### Extracted material
::::
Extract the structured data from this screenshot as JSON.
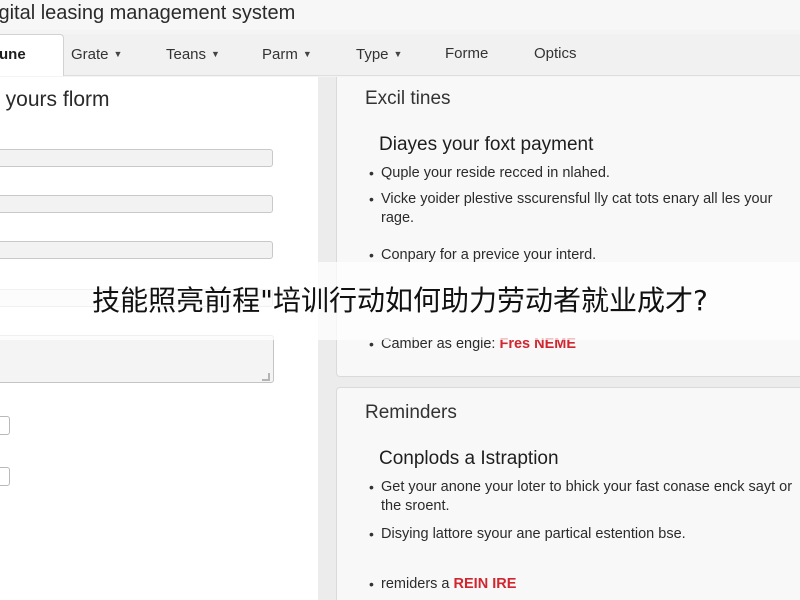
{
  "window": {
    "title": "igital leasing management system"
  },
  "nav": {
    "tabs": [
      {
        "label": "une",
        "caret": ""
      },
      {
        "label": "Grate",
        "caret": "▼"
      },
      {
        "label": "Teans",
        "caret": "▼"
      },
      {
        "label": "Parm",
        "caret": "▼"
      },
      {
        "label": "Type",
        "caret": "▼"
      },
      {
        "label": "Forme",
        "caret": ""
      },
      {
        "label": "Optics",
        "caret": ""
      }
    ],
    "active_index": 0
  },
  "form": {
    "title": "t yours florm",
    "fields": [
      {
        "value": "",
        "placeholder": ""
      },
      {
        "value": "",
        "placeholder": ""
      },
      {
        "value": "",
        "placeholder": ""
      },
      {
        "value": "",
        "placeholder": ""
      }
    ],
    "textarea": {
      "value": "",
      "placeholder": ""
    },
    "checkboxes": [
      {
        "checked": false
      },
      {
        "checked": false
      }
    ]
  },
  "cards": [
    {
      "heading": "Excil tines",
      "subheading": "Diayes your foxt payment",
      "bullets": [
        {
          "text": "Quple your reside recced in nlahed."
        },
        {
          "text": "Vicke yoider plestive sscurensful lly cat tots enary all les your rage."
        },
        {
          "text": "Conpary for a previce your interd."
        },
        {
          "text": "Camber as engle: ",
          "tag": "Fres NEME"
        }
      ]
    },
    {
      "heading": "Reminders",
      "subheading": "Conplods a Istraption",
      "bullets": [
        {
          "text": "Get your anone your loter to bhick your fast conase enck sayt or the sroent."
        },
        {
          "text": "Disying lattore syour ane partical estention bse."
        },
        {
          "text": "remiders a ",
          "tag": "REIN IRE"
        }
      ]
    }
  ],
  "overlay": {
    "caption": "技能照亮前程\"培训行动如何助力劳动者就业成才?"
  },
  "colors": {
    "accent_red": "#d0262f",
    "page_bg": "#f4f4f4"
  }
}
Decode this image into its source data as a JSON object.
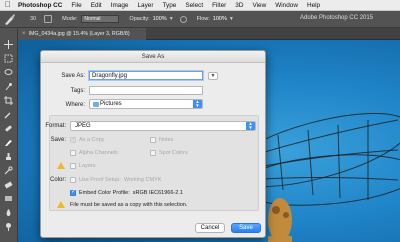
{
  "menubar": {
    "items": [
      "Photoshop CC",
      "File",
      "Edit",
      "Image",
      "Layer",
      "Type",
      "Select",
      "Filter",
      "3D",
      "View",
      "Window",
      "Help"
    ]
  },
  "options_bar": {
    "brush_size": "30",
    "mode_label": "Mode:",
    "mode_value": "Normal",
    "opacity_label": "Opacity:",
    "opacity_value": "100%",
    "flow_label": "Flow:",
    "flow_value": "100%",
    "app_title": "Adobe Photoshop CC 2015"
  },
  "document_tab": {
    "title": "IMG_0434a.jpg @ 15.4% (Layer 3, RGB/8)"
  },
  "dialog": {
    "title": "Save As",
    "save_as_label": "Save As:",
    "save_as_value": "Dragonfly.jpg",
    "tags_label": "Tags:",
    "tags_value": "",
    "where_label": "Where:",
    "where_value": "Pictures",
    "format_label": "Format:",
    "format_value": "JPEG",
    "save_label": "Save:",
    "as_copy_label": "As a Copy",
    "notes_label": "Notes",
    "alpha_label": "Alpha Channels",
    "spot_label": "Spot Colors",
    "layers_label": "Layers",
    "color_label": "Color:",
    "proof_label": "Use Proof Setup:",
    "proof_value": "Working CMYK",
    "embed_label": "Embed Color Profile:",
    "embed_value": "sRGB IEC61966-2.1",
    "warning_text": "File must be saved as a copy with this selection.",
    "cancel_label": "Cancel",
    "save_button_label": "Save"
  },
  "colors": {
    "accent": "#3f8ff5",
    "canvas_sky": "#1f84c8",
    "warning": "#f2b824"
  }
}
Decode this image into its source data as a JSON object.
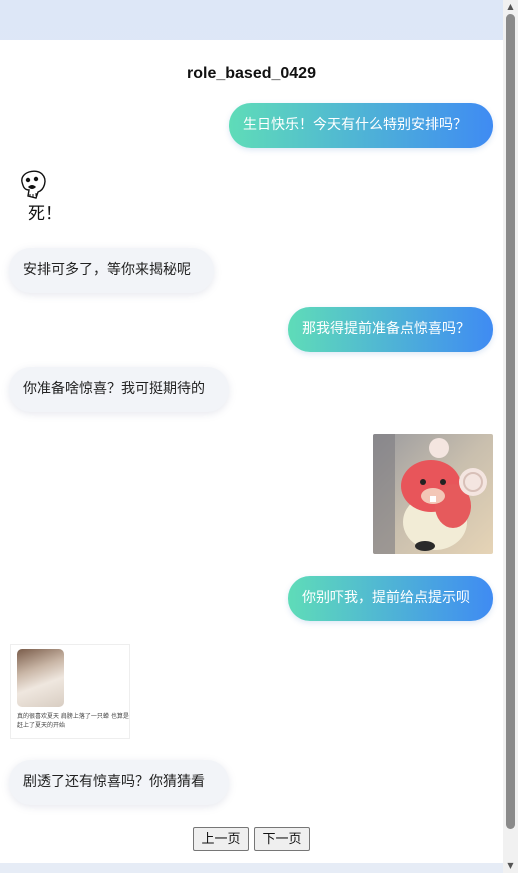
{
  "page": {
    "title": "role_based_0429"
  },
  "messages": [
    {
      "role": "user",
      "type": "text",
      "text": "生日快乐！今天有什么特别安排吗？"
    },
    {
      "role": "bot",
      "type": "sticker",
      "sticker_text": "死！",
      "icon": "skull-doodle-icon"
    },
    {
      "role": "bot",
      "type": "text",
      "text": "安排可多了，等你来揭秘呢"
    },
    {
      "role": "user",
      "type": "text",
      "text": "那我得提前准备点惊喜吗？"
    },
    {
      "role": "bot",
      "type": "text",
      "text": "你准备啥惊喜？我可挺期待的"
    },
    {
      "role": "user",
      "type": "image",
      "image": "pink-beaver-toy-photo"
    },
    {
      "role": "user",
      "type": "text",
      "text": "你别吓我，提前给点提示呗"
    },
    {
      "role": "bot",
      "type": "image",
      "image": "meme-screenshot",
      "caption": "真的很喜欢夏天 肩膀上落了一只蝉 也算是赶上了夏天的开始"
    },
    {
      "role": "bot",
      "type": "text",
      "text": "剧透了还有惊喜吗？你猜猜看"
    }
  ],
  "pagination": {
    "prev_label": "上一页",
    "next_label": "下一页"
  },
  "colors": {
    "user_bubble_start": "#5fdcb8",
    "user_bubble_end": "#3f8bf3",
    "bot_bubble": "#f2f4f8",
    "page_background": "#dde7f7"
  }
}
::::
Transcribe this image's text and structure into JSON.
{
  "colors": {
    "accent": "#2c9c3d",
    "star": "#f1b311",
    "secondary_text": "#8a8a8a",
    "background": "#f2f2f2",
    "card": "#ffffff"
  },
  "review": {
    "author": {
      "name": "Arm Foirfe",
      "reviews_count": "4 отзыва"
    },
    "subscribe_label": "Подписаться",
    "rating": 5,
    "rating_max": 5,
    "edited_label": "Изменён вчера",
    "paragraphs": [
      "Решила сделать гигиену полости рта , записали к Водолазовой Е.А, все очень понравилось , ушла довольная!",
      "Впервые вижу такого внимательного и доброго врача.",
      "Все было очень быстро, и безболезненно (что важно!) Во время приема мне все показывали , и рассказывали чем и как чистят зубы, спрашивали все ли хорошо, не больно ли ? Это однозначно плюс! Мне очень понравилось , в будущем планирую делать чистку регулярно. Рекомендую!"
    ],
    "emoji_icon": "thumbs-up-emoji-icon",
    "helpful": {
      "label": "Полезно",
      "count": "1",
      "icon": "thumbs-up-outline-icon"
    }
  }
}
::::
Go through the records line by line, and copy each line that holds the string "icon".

### Result of this exercise
      "icon": "skull-doodle-icon"
    "emoji_icon": "thumbs-up-emoji-icon",
      "icon": "thumbs-up-outline-icon"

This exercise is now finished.